All lines in the data bearing the string "icon" should be identified and copied.

- - -

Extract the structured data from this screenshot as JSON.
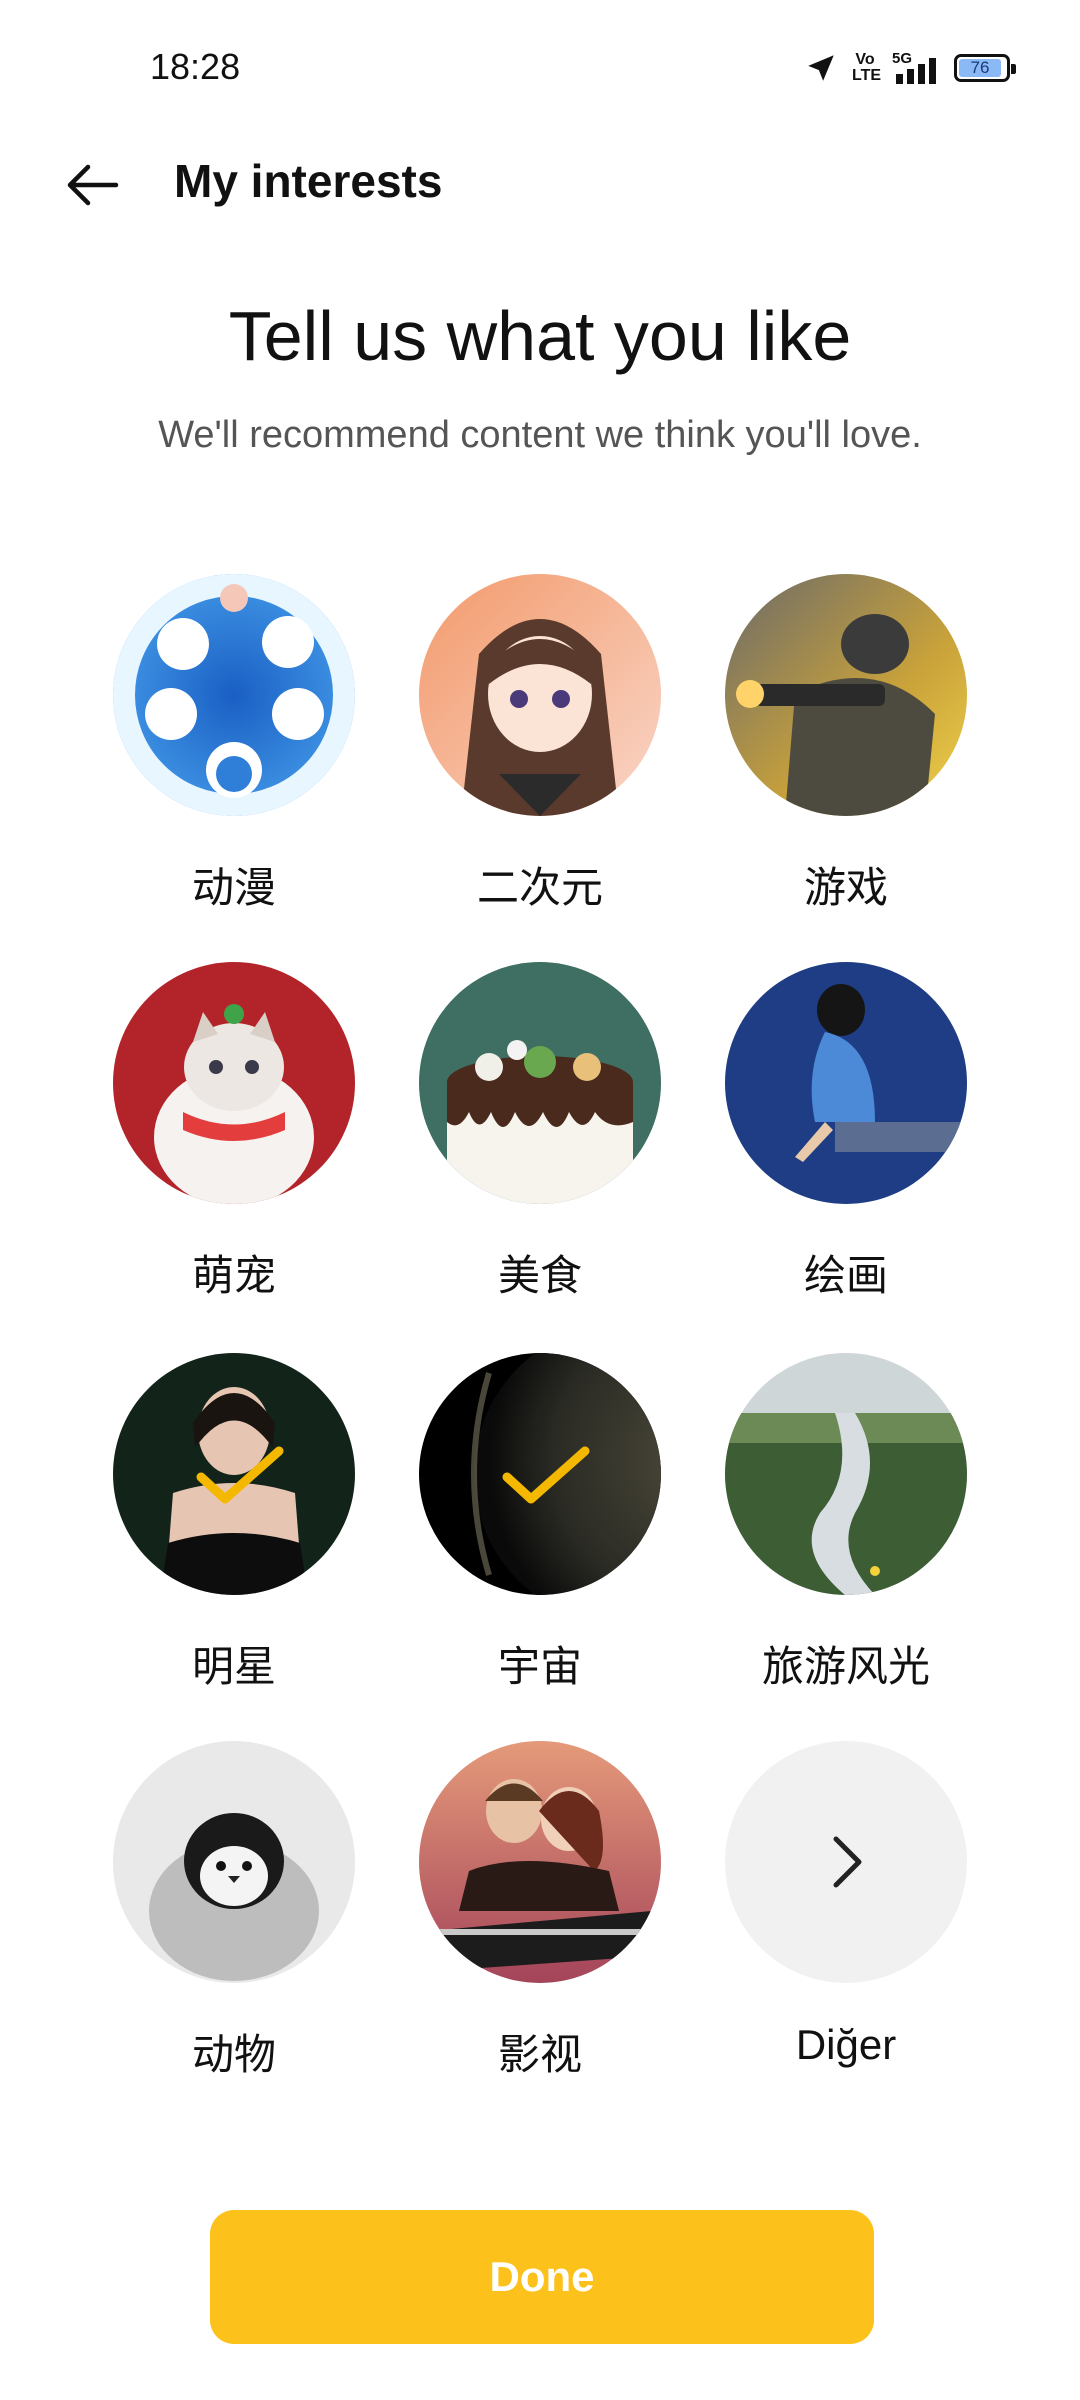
{
  "status_bar": {
    "time": "18:28",
    "volte": "Vo LTE",
    "network": "5G",
    "battery": "76"
  },
  "header": {
    "title": "My interests",
    "back_icon": "arrow-left-icon"
  },
  "intro": {
    "headline": "Tell us what you like",
    "subline": "We'll recommend content we think you'll love."
  },
  "interests": [
    {
      "label": "动漫",
      "selected": false
    },
    {
      "label": "二次元",
      "selected": false
    },
    {
      "label": "游戏",
      "selected": false
    },
    {
      "label": "萌宠",
      "selected": false
    },
    {
      "label": "美食",
      "selected": false
    },
    {
      "label": "绘画",
      "selected": false
    },
    {
      "label": "明星",
      "selected": true
    },
    {
      "label": "宇宙",
      "selected": true
    },
    {
      "label": "旅游风光",
      "selected": false
    },
    {
      "label": "动物",
      "selected": false
    },
    {
      "label": "影视",
      "selected": false
    },
    {
      "label": "Diğer",
      "selected": false,
      "icon": "chevron-right-icon"
    }
  ],
  "done_button": {
    "label": "Done"
  },
  "colors": {
    "accent": "#fcc21b",
    "check": "#f5b800",
    "more_bg": "#f1f1f1"
  }
}
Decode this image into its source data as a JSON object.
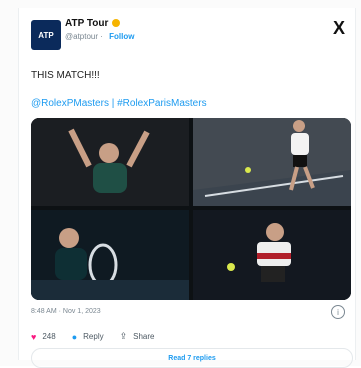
{
  "account": {
    "name": "ATP Tour",
    "handle": "@atptour",
    "follow_label": "Follow",
    "avatar_text": "ATP"
  },
  "tweet": {
    "text": "THIS MATCH!!!",
    "hashtags": "@RolexPMasters | #RolexParisMasters",
    "timestamp": "8:48 AM · Nov 1, 2023",
    "likes": "248",
    "reply_label": "Reply",
    "share_label": "Share",
    "read_replies_label": "Read 7 replies"
  },
  "header": {
    "platform_logo": "X"
  },
  "colors": {
    "accent": "#1d9bf0",
    "like": "#f91880",
    "brand": "#0b2a5b"
  }
}
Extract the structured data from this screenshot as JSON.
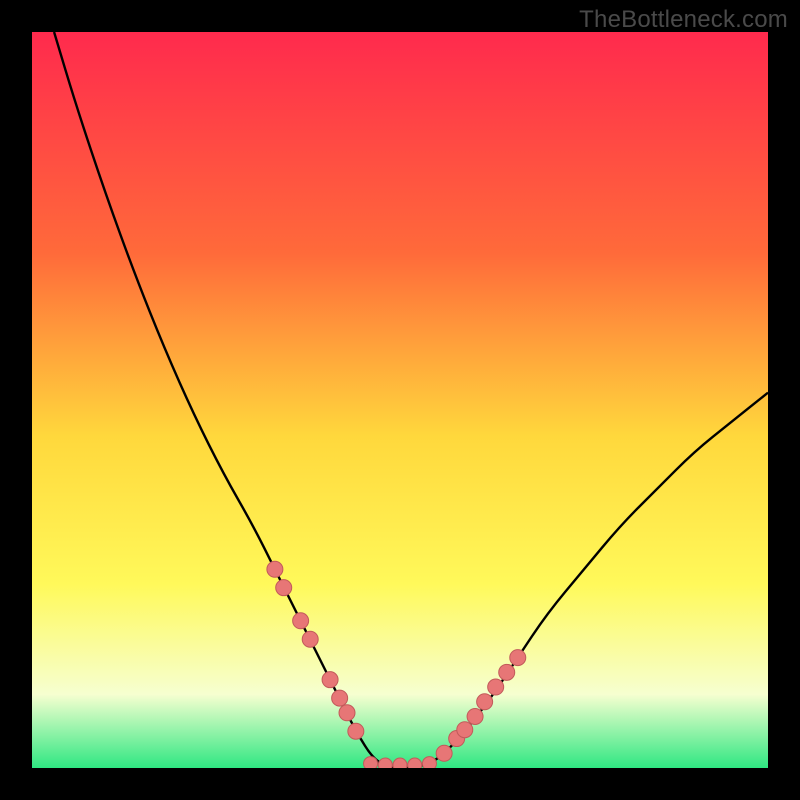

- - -

- **FINISHED TASK**
    "back_icon": "arrow-left-icon"
      "icon": "chevron-right-icon"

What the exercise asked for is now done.